Tom Nystrom, 16, from Falls Church and another program veteran, had a cheering section at the event in older brother Jake, mom Jill, and dad Christopher, as he showcased some pretty impressive horse-handling.
“I am so proud of him,” said Jake. “Go, Tommy!” he yelled out, as Tom and his mount did another trot by the stands.
Amory Blochsom has only been in the program for just a few months, “but he really took to it. He’s a natural,” said his mother Christina. The 11-year-old from Reston couldn’t wait to show his parents the ribbon he was awarded for his equestrian efforts. Asked if he thinks he will stick with the program, Amory answered with a definitive “yes!” The Blochsoms are frequent visitors to Frying Pan Park.
“I grew up on a farm,” said Christina. “This is so special, to still be able to have this kind of experience in the middle of the bustle of Northern Virginia.” It was during a visit to the park that she discovered the Spirit Program and thought she would let Amory check it out. “It’s been wonderful.”
SOME OF THE STUDENTS have graduated to solo-rider status, but there is always a multitude of instructors, assistants, volunteers, and young Equine Assisted Learners (EAL’s) on hand for immediate support. Careful, ongoing assessment means that each rider gets the amount of on-the-ground helpers needed to make their therapeutic adventure a safe and happy one. And, of course, Suvak is always nearby as well, with encouragement, pointers, and praise.
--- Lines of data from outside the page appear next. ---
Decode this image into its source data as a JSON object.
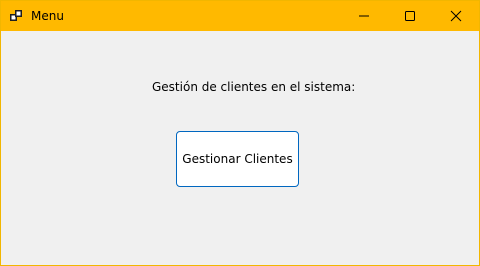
{
  "window": {
    "title": "Menu",
    "accent_color": "#ffb900",
    "background_color": "#f0f0f0"
  },
  "titlebar": {
    "app_icon": "application-icon",
    "minimize_icon": "minimize-icon",
    "maximize_icon": "maximize-icon",
    "close_icon": "close-icon"
  },
  "main": {
    "label": "Gestión de clientes en el sistema:",
    "button_label": "Gestionar Clientes",
    "button_border_color": "#0067c0"
  }
}
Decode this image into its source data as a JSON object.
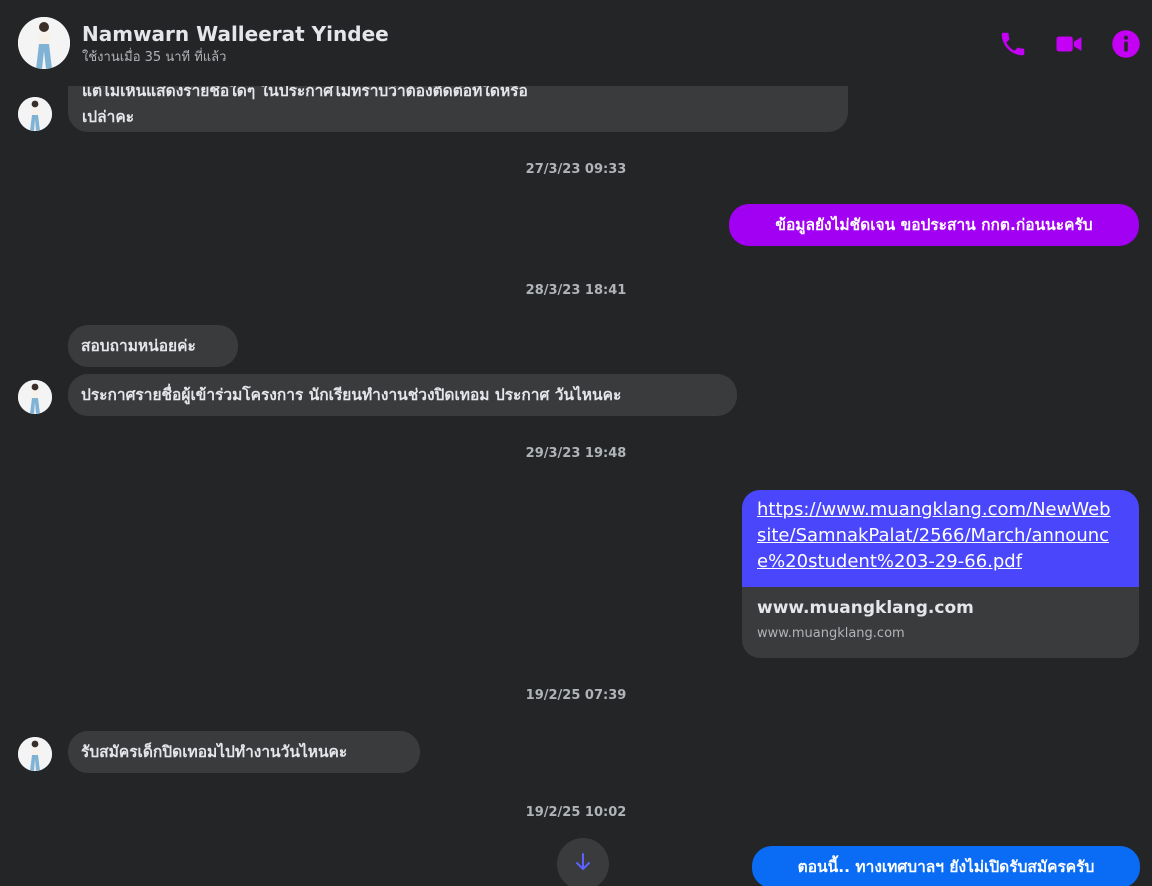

Samantha Thompson is a freshman at South Lakes High School in Reston. She has been an EAL since just after the fifth grade. She recently achieved her goal of being able to assist the therapy riders. “I was too young in the beginning, so I had to keep learning and proving to Dada that I was ready.” Samantha loves to watch as the riders develop and achieve new successes. “Watching them be so happy, that makes me happy.”
Samantha also relishes the growth in her own abilities and the friendships she has made. “We don’t do cliques here. We are really a team, from all ages, all backgrounds, all abilities.” She also loves the fact that many of the Spirit horses are rescues, and they are getting a second chance to enjoy life while bringing joy to so many.
Samantha and others were on duty at the far end of the arena, allowing people to “meet and greet” some of the equine therapy ambassadors. Wyatt and Levi Balthis of Annandale seemed a bit hesitant at first, but before their visit was over, they had both taken turns on top two different Spirit horses, and expressed themselves ready for more.
SPIRIT OPEN EQUESTRIAN PROGRAM offers many levels of therapy and learning opportunities, even corporate team building events, psychotherapy with equines, and an environment where youth can develop confidence, and learn the ways of responsibility, teamwork, patience and empathy.
“There is something for everyone, and everyone has something to offer in return,” said Suvak.
Suvak and her dedicated army hope you will visit them to ride, to volunteer, to donate, or just to spend some time with an amazing community of special people and their special equine friends. Their website at www.spiritequestrian.org tells their story and the services they offer, along with videos of riders and staff at work and moving testimonials from family members of Spirit participants.
Suvak says that scholarships and financial assistance may be available, “so don’t let financial considerations stop you from participating in this wonderful way to learn and grow, and get the most out of life, no matter your challenges.”